Excerpts from a dataset
++++++++

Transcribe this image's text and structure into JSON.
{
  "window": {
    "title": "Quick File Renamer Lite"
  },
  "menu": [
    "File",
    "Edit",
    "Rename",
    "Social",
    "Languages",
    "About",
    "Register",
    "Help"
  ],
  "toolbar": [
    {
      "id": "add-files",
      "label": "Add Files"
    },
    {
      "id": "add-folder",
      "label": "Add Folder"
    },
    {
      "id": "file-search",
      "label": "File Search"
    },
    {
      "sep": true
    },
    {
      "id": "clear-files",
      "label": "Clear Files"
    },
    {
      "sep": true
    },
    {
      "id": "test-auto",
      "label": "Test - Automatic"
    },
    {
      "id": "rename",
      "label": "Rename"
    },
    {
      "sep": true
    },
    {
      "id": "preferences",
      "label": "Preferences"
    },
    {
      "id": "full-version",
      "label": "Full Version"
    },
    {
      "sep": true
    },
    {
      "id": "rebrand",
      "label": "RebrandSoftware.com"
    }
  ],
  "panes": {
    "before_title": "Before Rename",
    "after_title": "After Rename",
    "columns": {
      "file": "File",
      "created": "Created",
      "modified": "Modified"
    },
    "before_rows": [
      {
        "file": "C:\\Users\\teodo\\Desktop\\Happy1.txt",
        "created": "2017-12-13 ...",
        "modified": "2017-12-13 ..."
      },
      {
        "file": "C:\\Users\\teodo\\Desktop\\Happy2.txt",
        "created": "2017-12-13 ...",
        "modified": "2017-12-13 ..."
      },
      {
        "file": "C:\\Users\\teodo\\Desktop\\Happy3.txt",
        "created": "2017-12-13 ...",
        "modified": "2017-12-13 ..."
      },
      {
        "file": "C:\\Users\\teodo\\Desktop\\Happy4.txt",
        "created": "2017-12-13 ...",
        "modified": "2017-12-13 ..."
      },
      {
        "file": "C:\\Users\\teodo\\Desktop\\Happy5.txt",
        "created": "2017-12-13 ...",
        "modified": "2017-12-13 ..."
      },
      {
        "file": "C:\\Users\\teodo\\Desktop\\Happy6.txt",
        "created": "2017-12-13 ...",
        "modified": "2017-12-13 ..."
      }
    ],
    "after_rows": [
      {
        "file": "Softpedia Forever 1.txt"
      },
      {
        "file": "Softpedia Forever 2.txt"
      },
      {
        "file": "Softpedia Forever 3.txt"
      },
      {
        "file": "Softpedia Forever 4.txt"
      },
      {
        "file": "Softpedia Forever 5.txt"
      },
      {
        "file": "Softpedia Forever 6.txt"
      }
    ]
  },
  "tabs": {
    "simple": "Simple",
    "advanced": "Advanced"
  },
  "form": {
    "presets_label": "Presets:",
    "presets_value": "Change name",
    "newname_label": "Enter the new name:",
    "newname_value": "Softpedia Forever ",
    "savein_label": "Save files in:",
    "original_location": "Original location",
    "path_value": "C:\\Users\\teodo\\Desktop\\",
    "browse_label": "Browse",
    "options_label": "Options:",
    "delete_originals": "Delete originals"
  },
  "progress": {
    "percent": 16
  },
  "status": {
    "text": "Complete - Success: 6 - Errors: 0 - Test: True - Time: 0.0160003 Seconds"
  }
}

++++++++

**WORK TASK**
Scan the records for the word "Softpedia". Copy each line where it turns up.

**EXERCISE OUTPUT**
        "file": "Softpedia Forever 1.txt"
        "file": "Softpedia Forever 2.txt"
        "file": "Softpedia Forever 3.txt"
        "file": "Softpedia Forever 4.txt"
        "file": "Softpedia Forever 5.txt"
        "file": "Softpedia Forever 6.txt"
    "newname_value": "Softpedia Forever ",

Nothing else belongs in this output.